## Task item
Quote every line below exactly as it reads.

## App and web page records
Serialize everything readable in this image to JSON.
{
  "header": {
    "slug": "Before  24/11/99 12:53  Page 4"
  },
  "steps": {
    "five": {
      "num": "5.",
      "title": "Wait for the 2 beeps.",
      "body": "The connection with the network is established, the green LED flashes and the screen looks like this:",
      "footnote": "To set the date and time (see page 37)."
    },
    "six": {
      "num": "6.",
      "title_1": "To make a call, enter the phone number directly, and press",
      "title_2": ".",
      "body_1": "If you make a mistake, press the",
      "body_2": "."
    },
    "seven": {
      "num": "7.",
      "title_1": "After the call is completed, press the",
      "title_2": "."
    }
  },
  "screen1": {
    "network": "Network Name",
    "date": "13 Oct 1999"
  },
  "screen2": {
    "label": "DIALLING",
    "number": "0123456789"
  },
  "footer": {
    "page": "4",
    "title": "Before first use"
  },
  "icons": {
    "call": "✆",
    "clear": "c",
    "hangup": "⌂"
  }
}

## The answer
Serialize everything readable in this image to JSON.
{
  "header": {
    "slug": "Before  24/11/99 12:53  Page 4"
  },
  "steps": {
    "five": {
      "num": "5.",
      "title": "Wait for the 2 beeps.",
      "body": "The connection with the network is established, the green LED flashes and the screen looks like this:",
      "footnote": "To set the date and time (see page 37)."
    },
    "six": {
      "num": "6.",
      "title_1": "To make a call, enter the phone number directly, and press",
      "title_2": ".",
      "body_1": "If you make a mistake, press the",
      "body_2": "."
    },
    "seven": {
      "num": "7.",
      "title_1": "After the call is completed, press the",
      "title_2": "."
    }
  },
  "screen1": {
    "network": "Network Name",
    "date": "13 Oct 1999"
  },
  "screen2": {
    "label": "DIALLING",
    "number": "0123456789"
  },
  "footer": {
    "page": "4",
    "title": "Before first use"
  },
  "icons": {
    "call": "✆",
    "clear": "c",
    "hangup": "⌂"
  }
}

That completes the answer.